Web page and app entries:
=== Begin Enclosure ===

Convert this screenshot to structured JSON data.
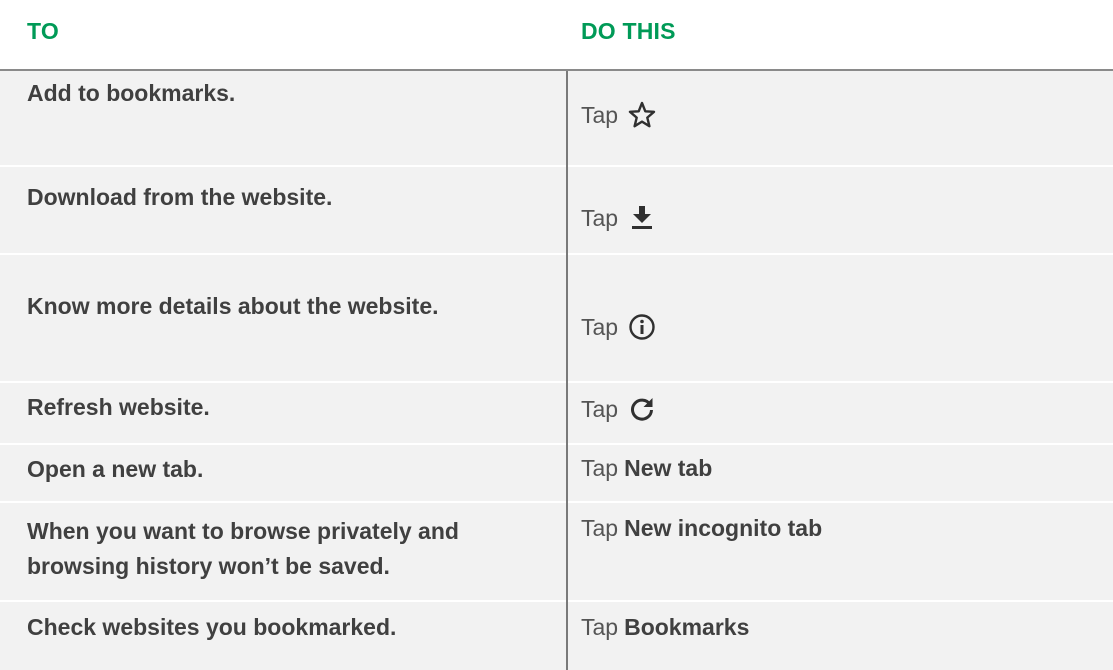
{
  "header": {
    "col_to": "TO",
    "col_do": "DO THIS"
  },
  "rows": [
    {
      "to": "Add to bookmarks.",
      "tap": "Tap",
      "icon": "star-outline-icon"
    },
    {
      "to": "Download from the website.",
      "tap": "Tap",
      "icon": "download-icon"
    },
    {
      "to": "Know more details about the website.",
      "tap": "Tap",
      "icon": "info-circle-icon"
    },
    {
      "to": "Refresh website.",
      "tap": "Tap",
      "icon": "refresh-icon"
    },
    {
      "to": "Open a new tab.",
      "tap": "Tap",
      "action": "New tab"
    },
    {
      "to_line1": "When you want to browse privately and",
      "to_line2": "browsing history won’t be saved.",
      "tap": "Tap",
      "action": "New incognito tab"
    },
    {
      "to": "Check websites you bookmarked.",
      "tap": "Tap",
      "action": "Bookmarks"
    }
  ],
  "colors": {
    "header_text": "#009a57",
    "row_bg": "#f2f2f2",
    "body_text": "#404040"
  }
}
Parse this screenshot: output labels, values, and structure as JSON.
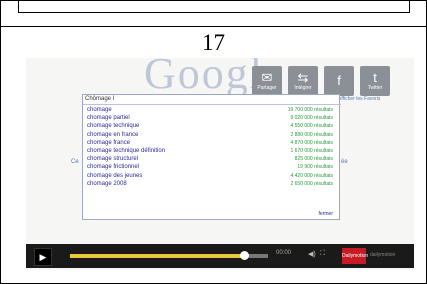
{
  "page_number": "17",
  "video": {
    "background_logo": "Google",
    "share_buttons": [
      {
        "icon": "share-icon",
        "glyph": "✉",
        "label": "Partager"
      },
      {
        "icon": "embed-icon",
        "glyph": "⇆",
        "label": "Intégrer"
      },
      {
        "icon": "facebook-icon",
        "glyph": "f",
        "label": ""
      },
      {
        "icon": "twitter-icon",
        "glyph": "t",
        "label": "Twitter"
      }
    ],
    "side_link": "Afficher les Favoris",
    "left_fragment": "Ce",
    "right_fragment": "ée",
    "search_query": "Chômage I",
    "suggestions": [
      {
        "term": "chomage",
        "count": "19 700 000 résultats"
      },
      {
        "term": "chomage partiel",
        "count": "9 020 000 résultats"
      },
      {
        "term": "chomage technique",
        "count": "4 550 000 résultats"
      },
      {
        "term": "chomage en france",
        "count": "2 880 000 résultats"
      },
      {
        "term": "chomage france",
        "count": "4 870 000 résultats"
      },
      {
        "term": "chomage technique définition",
        "count": "1 670 000 résultats"
      },
      {
        "term": "chomage structurel",
        "count": "825 000 résultats"
      },
      {
        "term": "chomage frictionnel",
        "count": "19 900 résultats"
      },
      {
        "term": "chomage des jeunes",
        "count": "4 420 000 résultats"
      },
      {
        "term": "chomage 2008",
        "count": "2 650 000 résultats"
      }
    ],
    "close_label": "fermer"
  },
  "player": {
    "progress": 0.88,
    "time": "00:00",
    "play_glyph": "▶",
    "volume_glyph": "◀)",
    "fullscreen_glyph": "⛶",
    "brand_badge": "Dailymotion",
    "brand_text": "dailymotion"
  }
}
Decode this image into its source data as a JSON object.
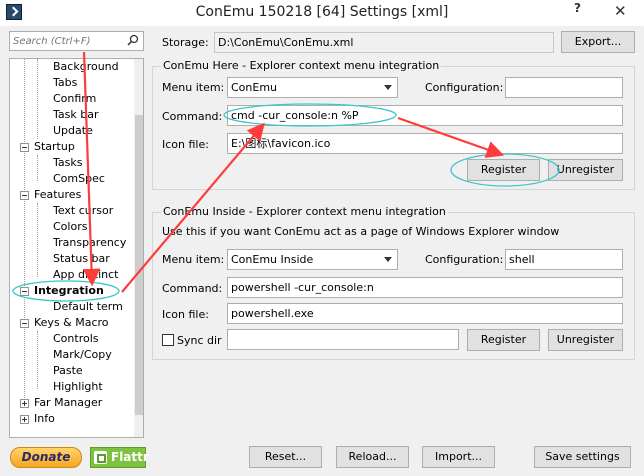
{
  "window": {
    "title": "ConEmu 150218 [64] Settings [xml]",
    "help": "?",
    "close": "✕"
  },
  "search": {
    "placeholder": "Search (Ctrl+F)"
  },
  "tree": {
    "items": [
      {
        "label": "Background"
      },
      {
        "label": "Tabs"
      },
      {
        "label": "Confirm"
      },
      {
        "label": "Task bar"
      },
      {
        "label": "Update"
      },
      {
        "label": "Startup"
      },
      {
        "label": "Tasks"
      },
      {
        "label": "ComSpec"
      },
      {
        "label": "Features"
      },
      {
        "label": "Text cursor"
      },
      {
        "label": "Colors"
      },
      {
        "label": "Transparency"
      },
      {
        "label": "Status bar"
      },
      {
        "label": "App distinct"
      },
      {
        "label": "Integration"
      },
      {
        "label": "Default term"
      },
      {
        "label": "Keys & Macro"
      },
      {
        "label": "Controls"
      },
      {
        "label": "Mark/Copy"
      },
      {
        "label": "Paste"
      },
      {
        "label": "Highlight"
      },
      {
        "label": "Far Manager"
      },
      {
        "label": "Info"
      }
    ]
  },
  "storage": {
    "label": "Storage:",
    "value": "D:\\ConEmu\\ConEmu.xml",
    "export_button": "Export..."
  },
  "here": {
    "legend": "ConEmu Here - Explorer context menu integration",
    "menu_item_label": "Menu item:",
    "menu_item_value": "ConEmu",
    "configuration_label": "Configuration:",
    "configuration_value": "",
    "command_label": "Command:",
    "command_value": "cmd -cur_console:n %P",
    "icon_label": "Icon file:",
    "icon_value": "E:\\图标\\favicon.ico",
    "register_button": "Register",
    "unregister_button": "Unregister"
  },
  "inside": {
    "legend": "ConEmu Inside - Explorer context menu integration",
    "description": "Use this if you want ConEmu act as a page of Windows Explorer window",
    "menu_item_label": "Menu item:",
    "menu_item_value": "ConEmu Inside",
    "configuration_label": "Configuration:",
    "configuration_value": "shell",
    "command_label": "Command:",
    "command_value": "powershell -cur_console:n",
    "icon_label": "Icon file:",
    "icon_value": "powershell.exe",
    "sync_dir_label": "Sync dir",
    "sync_dir_checked": false,
    "sync_dir_value": "",
    "register_button": "Register",
    "unregister_button": "Unregister"
  },
  "footer": {
    "donate": "Donate",
    "flattr": "Flattr",
    "reset": "Reset...",
    "reload": "Reload...",
    "import": "Import...",
    "save": "Save settings"
  },
  "colors": {
    "annotation": "#ff3b3b",
    "highlight_ellipse": "#3cc6c9"
  }
}
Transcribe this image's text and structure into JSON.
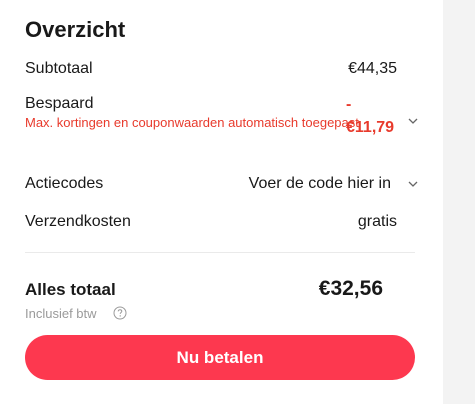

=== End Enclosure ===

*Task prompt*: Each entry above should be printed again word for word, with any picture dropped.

*Result below*:
Convert this screenshot to structured JSON data.
{
  "header": {
    "col_to": "TO",
    "col_do": "DO THIS"
  },
  "rows": [
    {
      "to": "Add to bookmarks.",
      "tap": "Tap",
      "icon": "star-outline-icon"
    },
    {
      "to": "Download from the website.",
      "tap": "Tap",
      "icon": "download-icon"
    },
    {
      "to": "Know more details about the website.",
      "tap": "Tap",
      "icon": "info-circle-icon"
    },
    {
      "to": "Refresh website.",
      "tap": "Tap",
      "icon": "refresh-icon"
    },
    {
      "to": "Open a new tab.",
      "tap": "Tap",
      "action": "New tab"
    },
    {
      "to_line1": "When you want to browse privately and",
      "to_line2": "browsing history won’t be saved.",
      "tap": "Tap",
      "action": "New incognito tab"
    },
    {
      "to": "Check websites you bookmarked.",
      "tap": "Tap",
      "action": "Bookmarks"
    }
  ],
  "colors": {
    "header_text": "#009a57",
    "row_bg": "#f2f2f2",
    "body_text": "#404040"
  }
}
Parse this screenshot: output labels, values, and structure as JSON.
{
  "page_number": "17",
  "video": {
    "background_logo": "Google",
    "share_buttons": [
      {
        "icon": "share-icon",
        "glyph": "✉",
        "label": "Partager"
      },
      {
        "icon": "embed-icon",
        "glyph": "⇆",
        "label": "Intégrer"
      },
      {
        "icon": "facebook-icon",
        "glyph": "f",
        "label": ""
      },
      {
        "icon": "twitter-icon",
        "glyph": "t",
        "label": "Twitter"
      }
    ],
    "side_link": "Afficher les Favoris",
    "left_fragment": "Ce",
    "right_fragment": "ée",
    "search_query": "Chômage I",
    "suggestions": [
      {
        "term": "chomage",
        "count": "19 700 000 résultats"
      },
      {
        "term": "chomage partiel",
        "count": "9 020 000 résultats"
      },
      {
        "term": "chomage technique",
        "count": "4 550 000 résultats"
      },
      {
        "term": "chomage en france",
        "count": "2 880 000 résultats"
      },
      {
        "term": "chomage france",
        "count": "4 870 000 résultats"
      },
      {
        "term": "chomage technique définition",
        "count": "1 670 000 résultats"
      },
      {
        "term": "chomage structurel",
        "count": "825 000 résultats"
      },
      {
        "term": "chomage frictionnel",
        "count": "19 900 résultats"
      },
      {
        "term": "chomage des jeunes",
        "count": "4 420 000 résultats"
      },
      {
        "term": "chomage 2008",
        "count": "2 650 000 résultats"
      }
    ],
    "close_label": "fermer"
  },
  "player": {
    "progress": 0.88,
    "time": "00:00",
    "play_glyph": "▶",
    "volume_glyph": "◀)",
    "fullscreen_glyph": "⛶",
    "brand_badge": "Dailymotion",
    "brand_text": "dailymotion"
  }
}
Decode this image into its source data as a JSON object.
{
  "window": {
    "title": "ConEmu 150218 [64] Settings [xml]",
    "help": "?",
    "close": "✕"
  },
  "search": {
    "placeholder": "Search (Ctrl+F)"
  },
  "tree": {
    "items": [
      {
        "label": "Background"
      },
      {
        "label": "Tabs"
      },
      {
        "label": "Confirm"
      },
      {
        "label": "Task bar"
      },
      {
        "label": "Update"
      },
      {
        "label": "Startup"
      },
      {
        "label": "Tasks"
      },
      {
        "label": "ComSpec"
      },
      {
        "label": "Features"
      },
      {
        "label": "Text cursor"
      },
      {
        "label": "Colors"
      },
      {
        "label": "Transparency"
      },
      {
        "label": "Status bar"
      },
      {
        "label": "App distinct"
      },
      {
        "label": "Integration"
      },
      {
        "label": "Default term"
      },
      {
        "label": "Keys & Macro"
      },
      {
        "label": "Controls"
      },
      {
        "label": "Mark/Copy"
      },
      {
        "label": "Paste"
      },
      {
        "label": "Highlight"
      },
      {
        "label": "Far Manager"
      },
      {
        "label": "Info"
      }
    ]
  },
  "storage": {
    "label": "Storage:",
    "value": "D:\\ConEmu\\ConEmu.xml",
    "export_button": "Export..."
  },
  "here": {
    "legend": "ConEmu Here - Explorer context menu integration",
    "menu_item_label": "Menu item:",
    "menu_item_value": "ConEmu",
    "configuration_label": "Configuration:",
    "configuration_value": "",
    "command_label": "Command:",
    "command_value": "cmd -cur_console:n %P",
    "icon_label": "Icon file:",
    "icon_value": "E:\\图标\\favicon.ico",
    "register_button": "Register",
    "unregister_button": "Unregister"
  },
  "inside": {
    "legend": "ConEmu Inside - Explorer context menu integration",
    "description": "Use this if you want ConEmu act as a page of Windows Explorer window",
    "menu_item_label": "Menu item:",
    "menu_item_value": "ConEmu Inside",
    "configuration_label": "Configuration:",
    "configuration_value": "shell",
    "command_label": "Command:",
    "command_value": "powershell -cur_console:n",
    "icon_label": "Icon file:",
    "icon_value": "powershell.exe",
    "sync_dir_label": "Sync dir",
    "sync_dir_checked": false,
    "sync_dir_value": "",
    "register_button": "Register",
    "unregister_button": "Unregister"
  },
  "footer": {
    "donate": "Donate",
    "flattr": "Flattr",
    "reset": "Reset...",
    "reload": "Reload...",
    "import": "Import...",
    "save": "Save settings"
  },
  "colors": {
    "annotation": "#ff3b3b",
    "highlight_ellipse": "#3cc6c9"
  }
}
Transcribe this image's text and structure into JSON.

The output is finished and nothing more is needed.